The Google Pixel is a notoriously hard phone to get a hold of. Persistent stock issues have plagued Google's first "in-house" handset from day one, and things really are little to no better six months after the launch event. Honestly, it's a bit embarrassing just how consistently incompetent Google seems to be at keeping a reasonable inventory of phones available for purchase. But setting that aside, as one of the Pixel's most ardent evangelists, I think there's something it's probably time for me to come clean on: Even if you could buy a Pixel today, I really think you shouldn't. Read More
I admit it. I am a Google fanboy. It’s not that I love Google at the exclusion of any other company.

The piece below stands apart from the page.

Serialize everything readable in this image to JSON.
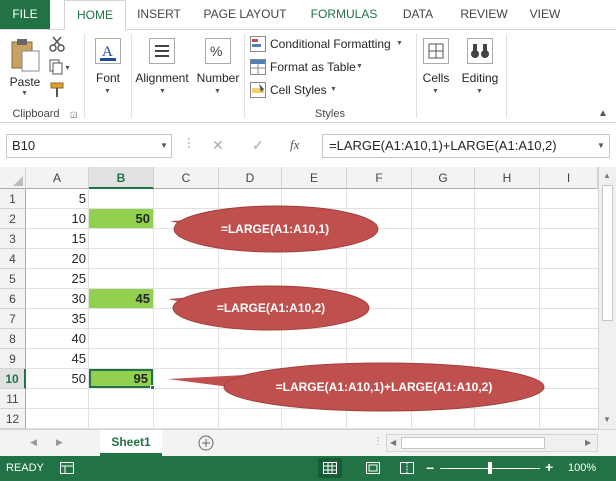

I appreciate the merits of Apple’s business model as well as the thoughtful design of Microsoft's Surface devices. However, there’s something about that #4885ed Google Blue that spices up my life more so than #3b5998 Facebook Blue could ever do. Is it bias? Considering I am legally color blind, the answer is an affirmative yes. However, this bias has not blinded me to the fundamental difference between a company like Google and one like Apple. At Apple, the customer - the revenue generator - is you and me, the consumer. Read More
One of the few differences between the Pixel Launcher and the Google Now Launcher is how you search. The GNL has a search bar spanning the full width of the first home screen, while the Pixel Launcher has a simple Google button that starts a search. Now that appears to be changing, at least for some users. Read More
Google's Pixel and Pixel XL phones are sold in three colors - Very Silver, Quite Black, and Really Blue. While the last color is certainly the most eye-catching, it's only been available in the United States. Google originally stated that the model would only be a temporary US exclusive, and now we are seeing it arrive in other countries - first in Canada with Rogers, and now the UK with EE. Read More